“Not a word was spoke between us, there was little risk involved. Everything up to that point had been left unresolved. Try imagining a place where it’s always safe and warm. “Come in,” she said, “I’ll give you shelter from the storm”
Even early in his experiences with music it was apparent to Evan that he was using the guitar as an outlet. He played to say things he had trouble saying in other ways.
“It was more-so from the need to express something - something I wasn’t able to express on my own.” He pauses to fish a french fry from the basket between us before continuing. “I was sort of a shy kid. I think I still am.”
At the time he began to play guitar and experiment with songwriting, he was also dealing with challenging experiences at home.

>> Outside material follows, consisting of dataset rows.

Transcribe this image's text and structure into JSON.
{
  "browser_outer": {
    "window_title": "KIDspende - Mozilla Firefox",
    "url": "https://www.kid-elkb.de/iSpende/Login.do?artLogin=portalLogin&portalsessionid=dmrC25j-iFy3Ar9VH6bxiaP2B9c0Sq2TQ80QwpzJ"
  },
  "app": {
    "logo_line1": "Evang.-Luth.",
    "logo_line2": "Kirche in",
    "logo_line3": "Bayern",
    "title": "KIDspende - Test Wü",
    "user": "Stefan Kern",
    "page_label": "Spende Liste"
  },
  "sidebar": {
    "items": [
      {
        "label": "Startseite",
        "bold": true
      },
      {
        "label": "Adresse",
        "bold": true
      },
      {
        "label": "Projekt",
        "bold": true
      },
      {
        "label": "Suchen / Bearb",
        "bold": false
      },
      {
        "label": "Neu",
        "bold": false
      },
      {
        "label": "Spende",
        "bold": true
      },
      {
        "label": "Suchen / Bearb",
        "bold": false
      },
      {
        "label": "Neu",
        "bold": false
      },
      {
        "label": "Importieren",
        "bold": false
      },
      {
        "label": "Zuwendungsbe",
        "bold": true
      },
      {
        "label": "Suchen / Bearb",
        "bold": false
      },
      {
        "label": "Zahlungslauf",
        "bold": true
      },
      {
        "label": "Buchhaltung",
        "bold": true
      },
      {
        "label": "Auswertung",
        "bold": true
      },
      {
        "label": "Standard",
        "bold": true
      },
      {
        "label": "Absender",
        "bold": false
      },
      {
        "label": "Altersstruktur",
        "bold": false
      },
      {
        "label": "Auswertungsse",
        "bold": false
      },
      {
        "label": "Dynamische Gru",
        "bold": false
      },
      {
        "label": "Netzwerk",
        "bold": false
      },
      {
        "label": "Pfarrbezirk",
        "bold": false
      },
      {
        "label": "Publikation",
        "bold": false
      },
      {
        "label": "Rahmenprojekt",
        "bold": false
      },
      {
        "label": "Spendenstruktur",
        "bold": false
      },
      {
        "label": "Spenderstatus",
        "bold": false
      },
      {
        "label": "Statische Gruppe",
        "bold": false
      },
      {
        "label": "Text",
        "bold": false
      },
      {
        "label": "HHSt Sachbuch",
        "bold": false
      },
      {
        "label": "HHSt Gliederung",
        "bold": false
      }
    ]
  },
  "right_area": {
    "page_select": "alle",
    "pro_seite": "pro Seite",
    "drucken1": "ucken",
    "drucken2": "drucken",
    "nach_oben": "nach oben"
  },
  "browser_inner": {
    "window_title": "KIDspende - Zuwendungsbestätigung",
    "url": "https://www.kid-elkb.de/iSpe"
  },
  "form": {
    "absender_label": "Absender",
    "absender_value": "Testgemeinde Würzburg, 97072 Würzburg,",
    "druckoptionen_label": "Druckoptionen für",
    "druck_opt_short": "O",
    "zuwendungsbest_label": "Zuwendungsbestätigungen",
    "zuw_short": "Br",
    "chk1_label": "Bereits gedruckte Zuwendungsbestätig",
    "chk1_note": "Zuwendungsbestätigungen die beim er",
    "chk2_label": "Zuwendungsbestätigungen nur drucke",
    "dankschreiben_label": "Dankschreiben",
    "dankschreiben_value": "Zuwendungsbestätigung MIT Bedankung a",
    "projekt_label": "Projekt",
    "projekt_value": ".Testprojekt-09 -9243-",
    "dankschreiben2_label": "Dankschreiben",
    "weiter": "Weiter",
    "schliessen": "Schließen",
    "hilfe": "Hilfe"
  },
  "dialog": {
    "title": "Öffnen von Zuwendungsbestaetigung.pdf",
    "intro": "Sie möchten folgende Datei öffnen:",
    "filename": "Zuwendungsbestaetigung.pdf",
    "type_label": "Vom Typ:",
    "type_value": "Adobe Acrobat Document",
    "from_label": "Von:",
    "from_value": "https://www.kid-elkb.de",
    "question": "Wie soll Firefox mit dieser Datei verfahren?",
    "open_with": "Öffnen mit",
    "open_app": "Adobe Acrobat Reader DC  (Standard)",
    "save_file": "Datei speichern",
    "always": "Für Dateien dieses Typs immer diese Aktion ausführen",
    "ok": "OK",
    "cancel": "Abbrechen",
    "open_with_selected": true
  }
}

“My sister was struggling with some addiction problems.” He says, his eyes growing darker in the dim light as he finishes munching on the french fry. “I was considered too young and was sort of on the outside of it still.” He looks at me calmly as he continues; “Looking at it from the outside was super difficult for me and to try to understand what was going on. And to feel like my voice mattered. Because I love my sister.” He fidgets with the napkin in front of him but his eye contact is steady. “I couldn’t communicate to her - I just didn’t have a voice for it.”
It was during this experience that he began singing and searching for words. As the words took shape he began to put them to music using the chords he had learned on the guitar and they became his first song.
“I finished writing it and I remember feeling like ‘I can’t wait to play it over and over and over again.’” His gaze becomes less serious but he doesn’t break the eye contact. “I couldn’t wait to share it with my parents - and my sister.”
The clinking and clatter of plates into sinks and glasses and silverware onto heavy wood tables starts to drown out Evan’s voice as I strain to hear him across the table. The dim orange light flickers like candles and I’m back in the dark basement as applause and the hissing of opening beer bottles and chatter of conversation piles up, filling the room to the low ceilings. The celebrant pushes his way to the front of the room and holds three fingers in the air. The bubbling of noise continues as heads turn and eyes train casually on his outstretched hand. He drops his fingers one at a time as he speaks with quiet authority:
Three, two, one, shhhhhhhhhhhhhhhhhh